‘They’re a rotten crowd,’ I shouted across the lawn. ‘You’re worth the whole damn bunch put together.’
Beautiful words describing shallow people. This seems to be the consensus of many readers of F. Scott Fitzgerald’s short novel The Great Gatsby. They’re not wrong. His characters of the Jazz Age have major flaws and many are not likeable. After several decades since reading it the first time; however, Nick Carraway’s above words jumped out at me. Something about Jay Gatsby makes him great. Maybe it’s the way he stares across the water at the green dock light. Maybe it’s his new-fangled yellow automobile. Maybe it’s his naïve idea that money can buy him love. Or perhaps it’s just the way he calls everyone “old sport”. Regardless of the reason, I’m glad Carraway got to say those words to him.
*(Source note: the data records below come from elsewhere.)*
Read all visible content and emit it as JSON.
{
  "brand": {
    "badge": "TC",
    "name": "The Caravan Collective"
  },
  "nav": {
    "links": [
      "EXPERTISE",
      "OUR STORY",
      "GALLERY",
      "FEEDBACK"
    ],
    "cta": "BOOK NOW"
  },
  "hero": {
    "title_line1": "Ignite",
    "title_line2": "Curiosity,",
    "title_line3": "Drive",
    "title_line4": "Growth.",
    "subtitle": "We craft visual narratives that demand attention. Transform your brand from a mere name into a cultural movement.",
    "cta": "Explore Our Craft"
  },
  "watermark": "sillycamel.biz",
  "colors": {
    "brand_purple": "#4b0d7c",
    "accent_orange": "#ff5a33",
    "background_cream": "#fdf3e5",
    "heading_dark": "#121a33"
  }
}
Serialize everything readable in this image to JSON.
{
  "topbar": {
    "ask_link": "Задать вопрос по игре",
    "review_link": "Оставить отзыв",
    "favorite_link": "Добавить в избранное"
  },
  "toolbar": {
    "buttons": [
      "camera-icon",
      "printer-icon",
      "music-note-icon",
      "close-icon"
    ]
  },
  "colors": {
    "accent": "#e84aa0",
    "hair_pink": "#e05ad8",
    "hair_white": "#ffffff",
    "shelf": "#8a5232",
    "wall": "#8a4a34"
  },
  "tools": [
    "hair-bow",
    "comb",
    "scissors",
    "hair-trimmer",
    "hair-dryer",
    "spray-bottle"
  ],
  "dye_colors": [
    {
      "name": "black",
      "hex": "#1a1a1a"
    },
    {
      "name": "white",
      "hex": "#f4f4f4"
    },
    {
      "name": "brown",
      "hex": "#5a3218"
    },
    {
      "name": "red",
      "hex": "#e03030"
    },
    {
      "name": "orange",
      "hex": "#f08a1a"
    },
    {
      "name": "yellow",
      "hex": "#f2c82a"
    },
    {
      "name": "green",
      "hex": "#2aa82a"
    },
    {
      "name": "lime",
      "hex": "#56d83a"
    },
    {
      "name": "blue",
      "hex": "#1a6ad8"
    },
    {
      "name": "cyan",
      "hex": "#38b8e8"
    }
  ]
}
And speaking of Nick Carraway, he’s one of my favorite side kicks. He’s the quintessential observer – ever so slightly detached that one thinks maybe he’ll get away from Gatsby’s tragic circumstances only partially scathed. At least one hopes. His moral compass isn’t completely broken.
The greed that undergirds the bright lights and the big parties can make this a tough book to admire. By the end of my second reading, I’m convinced Fitzgerald is not attempting to glorify corruption. He’s taking a snapshot of the world in which he lived. A world where greed outshines the empty eyes of Dr. T. J. Eckleburg.